If a strata agent’s contract is for the maximum period of three years, it automatically includes an option for them to extend the contract by three months at the end of the term with the consent of the Strata Committee.
How much notice needs to be given to end a contract?
Once the owners corporation has come to an agreement to end the strata manager contract, written notice needs to be given:
If the contract term is less than three years, there’s no specified notice period under the Strata Schemes Management Act, so it’s best to check the terms of your agreement.
What’s the process for ending a strata manager contract?
If your strata agent’s contract is nearing the end of the term, you should take action as soon as possible.
You’ll need agreement from the owners corporation to switch strata managers, so arrange a formal or informal meeting with the strata committee to discuss ongoing issues with your current agent and confirm a majority in favour of ending the contract.

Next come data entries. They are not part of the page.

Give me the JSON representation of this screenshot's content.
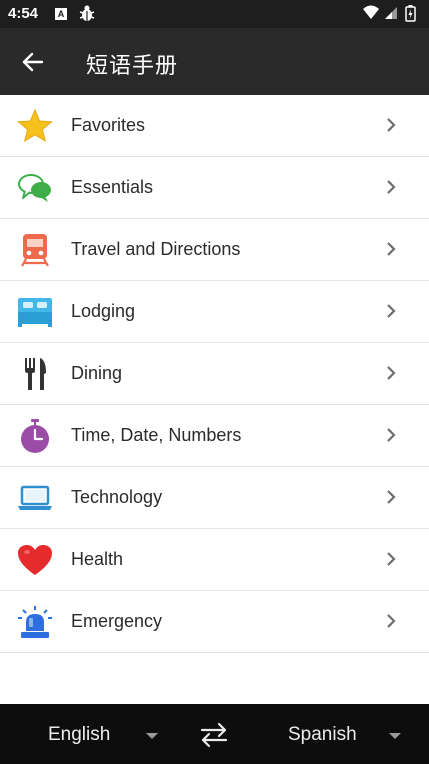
{
  "status_bar": {
    "time": "4:54",
    "notification_icons": [
      "accessibility-a-icon",
      "bug-icon"
    ],
    "system_icons": [
      "wifi-icon",
      "signal-icon",
      "battery-icon"
    ]
  },
  "app_bar": {
    "title": "短语手册",
    "back_icon": "arrow-left-icon"
  },
  "categories": [
    {
      "label": "Favorites",
      "icon": "star-icon"
    },
    {
      "label": "Essentials",
      "icon": "speech-bubbles-icon"
    },
    {
      "label": "Travel and Directions",
      "icon": "train-icon"
    },
    {
      "label": "Lodging",
      "icon": "bed-icon"
    },
    {
      "label": "Dining",
      "icon": "fork-knife-icon"
    },
    {
      "label": "Time, Date, Numbers",
      "icon": "stopwatch-icon"
    },
    {
      "label": "Technology",
      "icon": "laptop-icon"
    },
    {
      "label": "Health",
      "icon": "heart-icon"
    },
    {
      "label": "Emergency",
      "icon": "siren-icon"
    }
  ],
  "language_bar": {
    "source_language": "English",
    "target_language": "Spanish"
  },
  "colors": {
    "status_bar": "#1e1e1e",
    "app_bar": "#2a2a2a",
    "language_bar": "#0d0d0d",
    "star": "#f7c11d",
    "essentials": "#3fae4a",
    "train": "#ef6a4c",
    "bed": "#42b8ea",
    "stopwatch": "#9a4ca6",
    "laptop": "#2f8fd0",
    "heart": "#e52b2b",
    "siren": "#2f6ee0"
  }
}
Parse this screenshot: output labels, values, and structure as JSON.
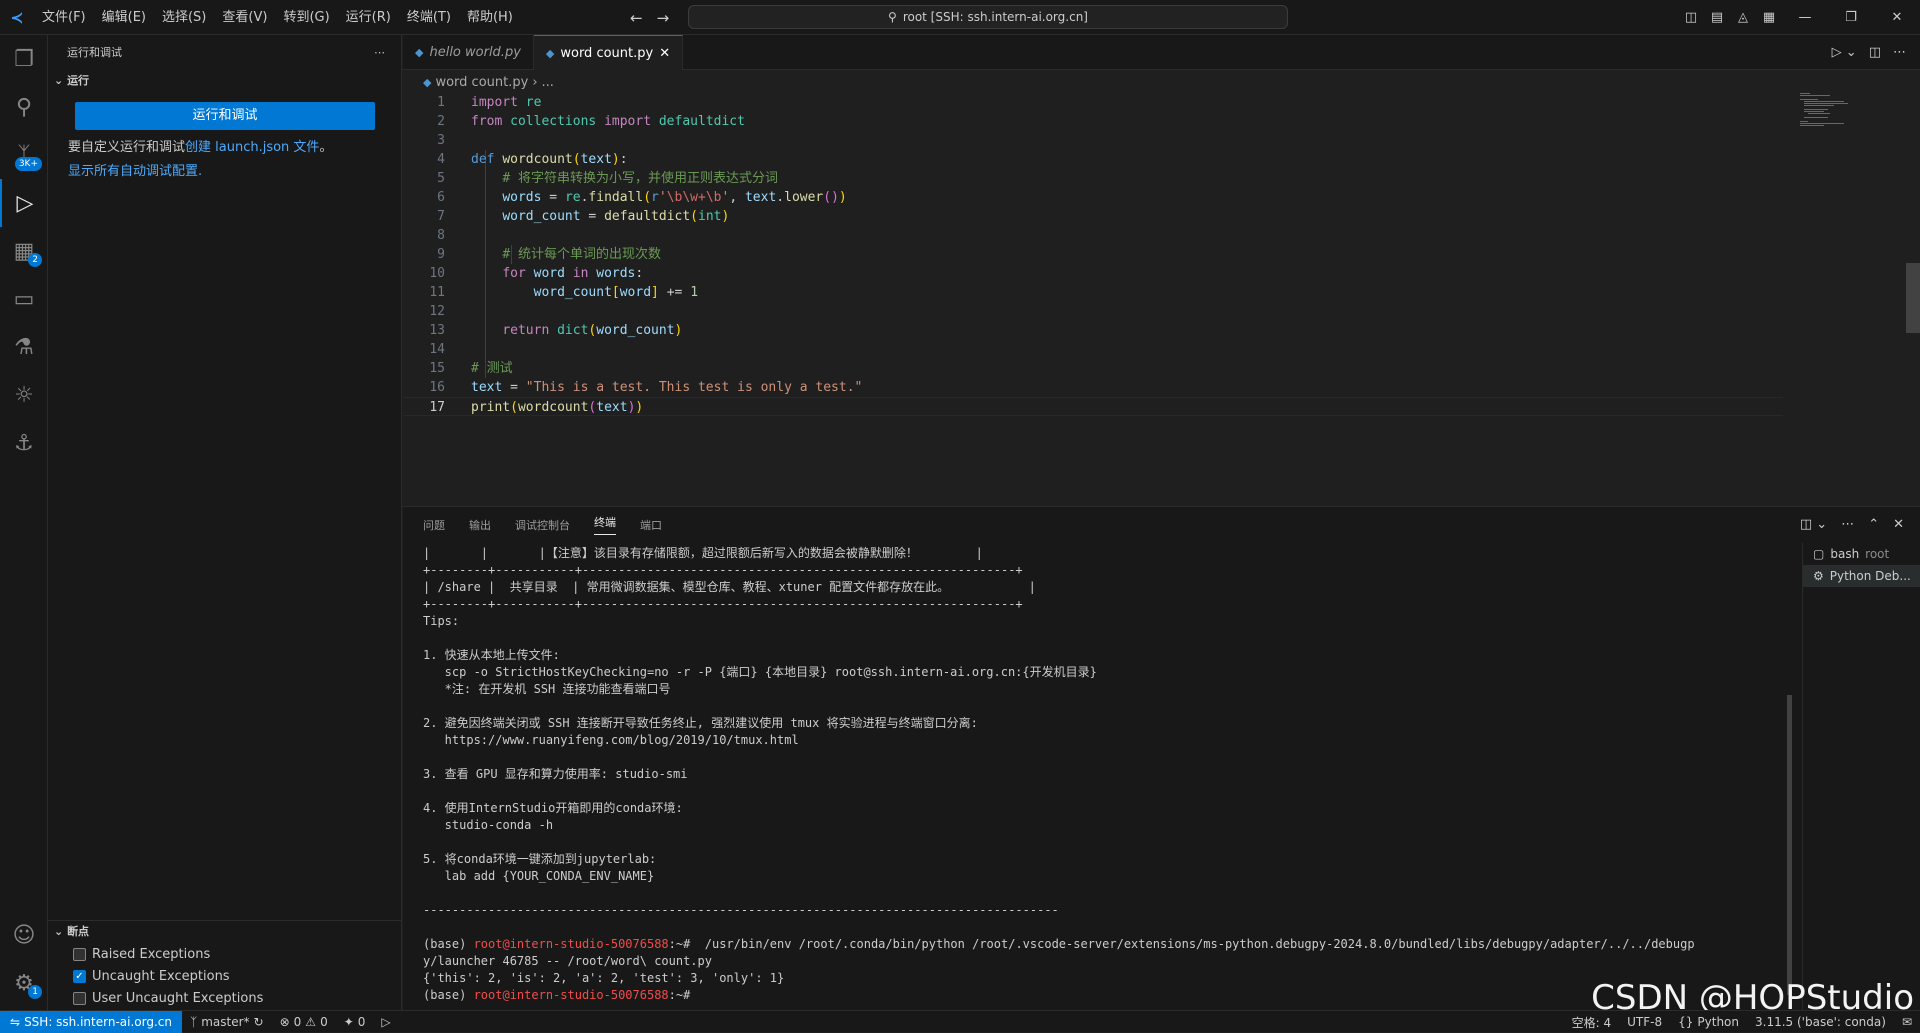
{
  "titlebar": {
    "menu": [
      "文件(F)",
      "编辑(E)",
      "选择(S)",
      "查看(V)",
      "转到(G)",
      "运行(R)",
      "终端(T)",
      "帮助(H)"
    ],
    "command_center": "root [SSH: ssh.intern-ai.org.cn]"
  },
  "activity_badges": {
    "scm": "3K+",
    "extensions": "2",
    "manage": "1"
  },
  "sidebar": {
    "title": "运行和调试",
    "section": "运行",
    "run_button": "运行和调试",
    "hint_prefix": "要自定义运行和调试",
    "hint_link": "创建 launch.json 文件",
    "hint_suffix": "。",
    "show_all": "显示所有自动调试配置.",
    "breakpoints_title": "断点",
    "breakpoints": [
      {
        "label": "Raised Exceptions",
        "checked": false
      },
      {
        "label": "Uncaught Exceptions",
        "checked": true
      },
      {
        "label": "User Uncaught Exceptions",
        "checked": false
      }
    ]
  },
  "tabs": [
    {
      "label": "hello world.py",
      "active": false
    },
    {
      "label": "word count.py",
      "active": true
    }
  ],
  "breadcrumb": {
    "file": "word count.py",
    "rest": "..."
  },
  "editor": {
    "current_line": 17,
    "lines": [
      "import re",
      "from collections import defaultdict",
      "",
      "def wordcount(text):",
      "    # 将字符串转换为小写，并使用正则表达式分词",
      "    words = re.findall(r'\\b\\w+\\b', text.lower())",
      "    word_count = defaultdict(int)",
      "",
      "    # 统计每个单词的出现次数",
      "    for word in words:",
      "        word_count[word] += 1",
      "",
      "    return dict(word_count)",
      "",
      "# 测试",
      "text = \"This is a test. This test is only a test.\"",
      "print(wordcount(text))"
    ]
  },
  "panel": {
    "tabs": [
      "问题",
      "输出",
      "调试控制台",
      "终端",
      "端口"
    ],
    "active_tab": "终端",
    "terminals": [
      {
        "name": "bash",
        "detail": "root"
      },
      {
        "name": "Python Deb...",
        "detail": ""
      }
    ],
    "terminal_lines": [
      "|       |       |【注意】该目录有存储限额，超过限额后新写入的数据会被静默删除！        |",
      "+--------+-----------+------------------------------------------------------------+",
      "| /share |  共享目录  | 常用微调数据集、模型仓库、教程、xtuner 配置文件都存放在此。           |",
      "+--------+-----------+------------------------------------------------------------+",
      "Tips:",
      "",
      "1. 快速从本地上传文件:",
      "   scp -o StrictHostKeyChecking=no -r -P {端口} {本地目录} root@ssh.intern-ai.org.cn:{开发机目录}",
      "   *注: 在开发机 SSH 连接功能查看端口号",
      "",
      "2. 避免因终端关闭或 SSH 连接断开导致任务终止, 强烈建议使用 tmux 将实验进程与终端窗口分离:",
      "   https://www.ruanyifeng.com/blog/2019/10/tmux.html",
      "",
      "3. 查看 GPU 显存和算力使用率: studio-smi",
      "",
      "4. 使用InternStudio开箱即用的conda环境:",
      "   studio-conda -h",
      "",
      "5. 将conda环境一键添加到jupyterlab:",
      "   lab add {YOUR_CONDA_ENV_NAME}",
      "",
      "----------------------------------------------------------------------------------------",
      ""
    ],
    "cmd_prefix": "(base) ",
    "cmd_prompt": "root@intern-studio-50076588",
    "cmd_path": ":~# ",
    "cmd_text": " /usr/bin/env /root/.conda/bin/python /root/.vscode-server/extensions/ms-python.debugpy-2024.8.0/bundled/libs/debugpy/adapter/../../debugp",
    "cmd_cont": "y/launcher 46785 -- /root/word\\ count.py",
    "output": "{'this': 2, 'is': 2, 'a': 2, 'test': 3, 'only': 1}",
    "last_prefix": "(base) ",
    "last_prompt": "root@intern-studio-50076588",
    "last_path": ":~# "
  },
  "statusbar": {
    "remote": "SSH: ssh.intern-ai.org.cn",
    "branch": "master*",
    "errors": "0",
    "warnings": "0",
    "ports": "0",
    "spaces": "空格: 4",
    "encoding": "UTF-8",
    "language": "Python",
    "interpreter": "3.11.5 ('base': conda)"
  },
  "watermark": "CSDN @HOPStudio"
}
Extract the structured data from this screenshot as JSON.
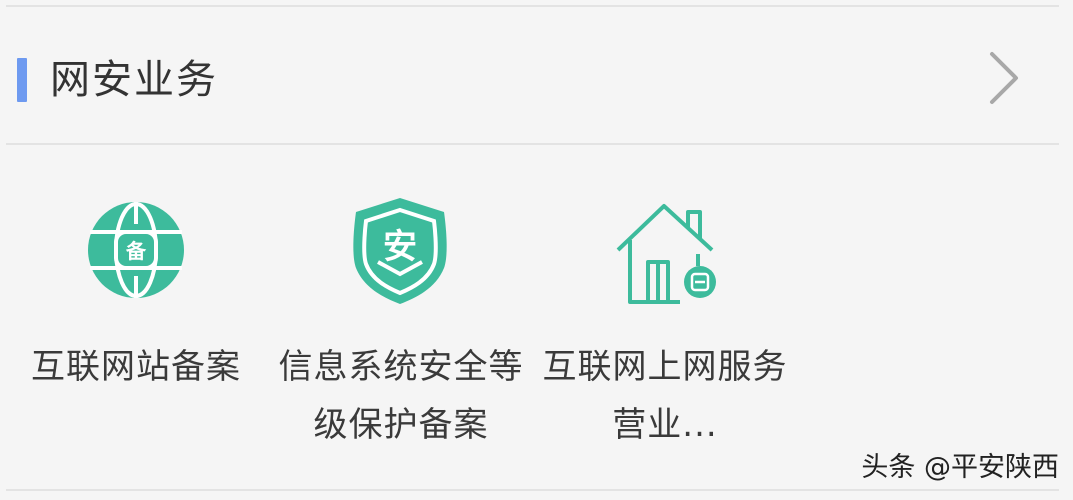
{
  "section": {
    "title": "网安业务",
    "accent_color": "#6e9af0",
    "more_icon": "chevron-right-icon"
  },
  "services": [
    {
      "label": "互联网站备案",
      "icon": "globe-registration-icon"
    },
    {
      "label": "信息系统安全等级保护备案",
      "icon": "security-shield-icon"
    },
    {
      "label": "互联网上网服务营业...",
      "icon": "house-business-icon"
    }
  ],
  "icon_color": "#3dbb9c",
  "watermark": "头条 @平安陕西"
}
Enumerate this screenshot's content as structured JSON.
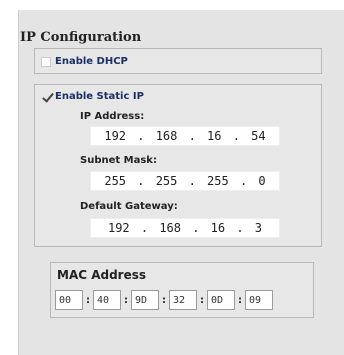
{
  "ip_config": {
    "title": "IP Configuration",
    "dhcp": {
      "label": "Enable DHCP",
      "checked": false
    },
    "static": {
      "label": "Enable Static IP",
      "checked": true,
      "ip_address": {
        "label": "IP Address:",
        "value": "192 . 168 . 16 . 54"
      },
      "subnet_mask": {
        "label": "Subnet Mask:",
        "value": "255 . 255 . 255 . 0"
      },
      "default_gateway": {
        "label": "Default Gateway:",
        "value": "192 . 168 . 16 . 3"
      }
    }
  },
  "mac": {
    "title": "MAC Address",
    "separator": ":",
    "octets": [
      "00",
      "40",
      "9D",
      "32",
      "0D",
      "09"
    ]
  }
}
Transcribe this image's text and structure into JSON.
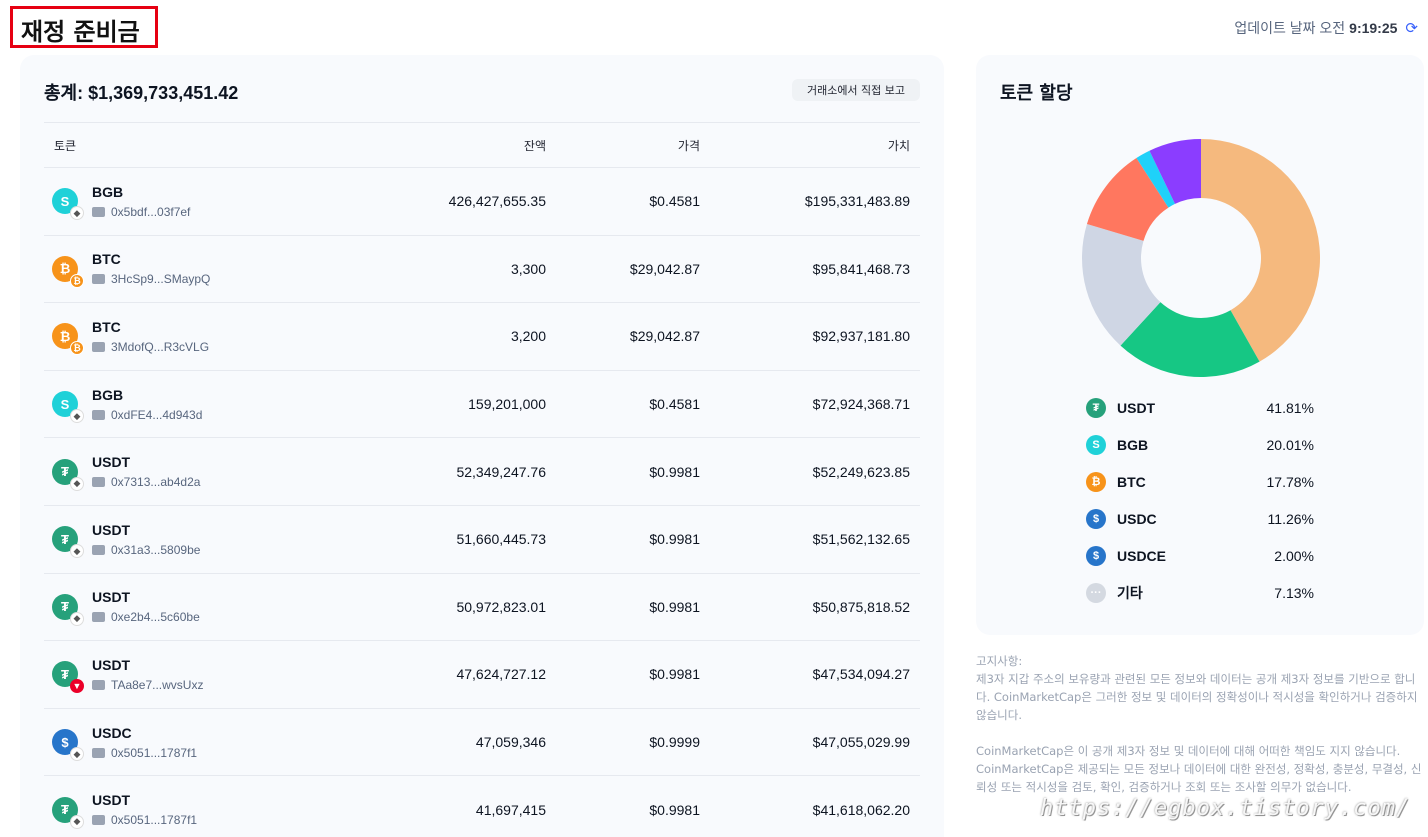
{
  "page_title": "재정 준비금",
  "update": {
    "label": "업데이트 날짜 오전",
    "time": "9:19:25"
  },
  "reserves": {
    "total_label": "총계: $1,369,733,451.42",
    "exchange_button": "거래소에서 직접 보고",
    "columns": {
      "token": "토큰",
      "balance": "잔액",
      "price": "가격",
      "value": "가치"
    },
    "rows": [
      {
        "token": "BGB",
        "address": "0x5bdf...03f7ef",
        "balance": "426,427,655.35",
        "price": "$0.4581",
        "value": "$195,331,483.89",
        "icon": "bgb-icon",
        "chain": "eth"
      },
      {
        "token": "BTC",
        "address": "3HcSp9...SMaypQ",
        "balance": "3,300",
        "price": "$29,042.87",
        "value": "$95,841,468.73",
        "icon": "btc-icon",
        "chain": "btc"
      },
      {
        "token": "BTC",
        "address": "3MdofQ...R3cVLG",
        "balance": "3,200",
        "price": "$29,042.87",
        "value": "$92,937,181.80",
        "icon": "btc-icon",
        "chain": "btc"
      },
      {
        "token": "BGB",
        "address": "0xdFE4...4d943d",
        "balance": "159,201,000",
        "price": "$0.4581",
        "value": "$72,924,368.71",
        "icon": "bgb-icon",
        "chain": "eth"
      },
      {
        "token": "USDT",
        "address": "0x7313...ab4d2a",
        "balance": "52,349,247.76",
        "price": "$0.9981",
        "value": "$52,249,623.85",
        "icon": "usdt-icon",
        "chain": "eth"
      },
      {
        "token": "USDT",
        "address": "0x31a3...5809be",
        "balance": "51,660,445.73",
        "price": "$0.9981",
        "value": "$51,562,132.65",
        "icon": "usdt-icon",
        "chain": "eth"
      },
      {
        "token": "USDT",
        "address": "0xe2b4...5c60be",
        "balance": "50,972,823.01",
        "price": "$0.9981",
        "value": "$50,875,818.52",
        "icon": "usdt-icon",
        "chain": "eth"
      },
      {
        "token": "USDT",
        "address": "TAa8e7...wvsUxz",
        "balance": "47,624,727.12",
        "price": "$0.9981",
        "value": "$47,534,094.27",
        "icon": "usdt-icon",
        "chain": "tron"
      },
      {
        "token": "USDC",
        "address": "0x5051...1787f1",
        "balance": "47,059,346",
        "price": "$0.9999",
        "value": "$47,055,029.99",
        "icon": "usdc-icon",
        "chain": "eth"
      },
      {
        "token": "USDT",
        "address": "0x5051...1787f1",
        "balance": "41,697,415",
        "price": "$0.9981",
        "value": "$41,618,062.20",
        "icon": "usdt-icon",
        "chain": "eth"
      }
    ]
  },
  "allocation": {
    "title": "토큰 할당",
    "items": [
      {
        "name": "USDT",
        "pct": "41.81%",
        "value": 41.81,
        "color": "#f5b97e",
        "icon_color": "#26a17b",
        "icon": "usdt-icon",
        "glyph": "₮"
      },
      {
        "name": "BGB",
        "pct": "20.01%",
        "value": 20.01,
        "color": "#16c784",
        "icon_color": "#1fd1d8",
        "icon": "bgb-icon",
        "glyph": "S"
      },
      {
        "name": "BTC",
        "pct": "17.78%",
        "value": 17.78,
        "color": "#cfd6e4",
        "icon_color": "#f7931a",
        "icon": "btc-icon",
        "glyph": "₿"
      },
      {
        "name": "USDC",
        "pct": "11.26%",
        "value": 11.26,
        "color": "#ff775f",
        "icon_color": "#2775ca",
        "icon": "usdc-icon",
        "glyph": "$"
      },
      {
        "name": "USDCE",
        "pct": "2.00%",
        "value": 2.0,
        "color": "#1fd1f9",
        "icon_color": "#2775ca",
        "icon": "usdc-icon",
        "glyph": "$"
      },
      {
        "name": "기타",
        "pct": "7.13%",
        "value": 7.13,
        "color": "#8b3dff",
        "icon_color": "#d4d9e1",
        "icon": "more-icon",
        "glyph": "···"
      }
    ]
  },
  "disclaimer": {
    "heading": "고지사항:",
    "p1": "제3자 지갑 주소의 보유량과 관련된 모든 정보와 데이터는 공개 제3자 정보를 기반으로 합니다. CoinMarketCap은 그러한 정보 및 데이터의 정확성이나 적시성을 확인하거나 검증하지 않습니다.",
    "p2": "CoinMarketCap은 이 공개 제3자 정보 및 데이터에 대해 어떠한 책임도 지지 않습니다. CoinMarketCap은 제공되는 모든 정보나 데이터에 대한 완전성, 정확성, 충분성, 무결성, 신뢰성 또는 적시성을 검토, 확인, 검증하거나 조회 또는 조사할 의무가 없습니다."
  },
  "watermark": "https://egbox.tistory.com/"
}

Before jumping into a new contract, make sure you’ve done thorough research to compare strata managers’ services, level of experience, and testimonials. It’s a good idea to create a shortlist of strata management agencies and have each one visit your building to provide a quote and proposal before you make a decision.
Once you’ve weighed up your options and come to a consensus on your new strata manager, you will need to have a General Meeting to ensure that:
The new strata manager can also draft up a letter notifying your current strata manager of the change and attend the General Meeting if needed.
When the outgoing strata manager has been notified of the change, they are required by law to send a copy of the notification with the meeting’s minutes to all owners. Your new strata manager will then need to arrange to get all of the essential documentation, keys and passwords needed to get started managing your scheme.
Thinking about changing strata managers? Get in touch with our professional strata management team to see how we can help.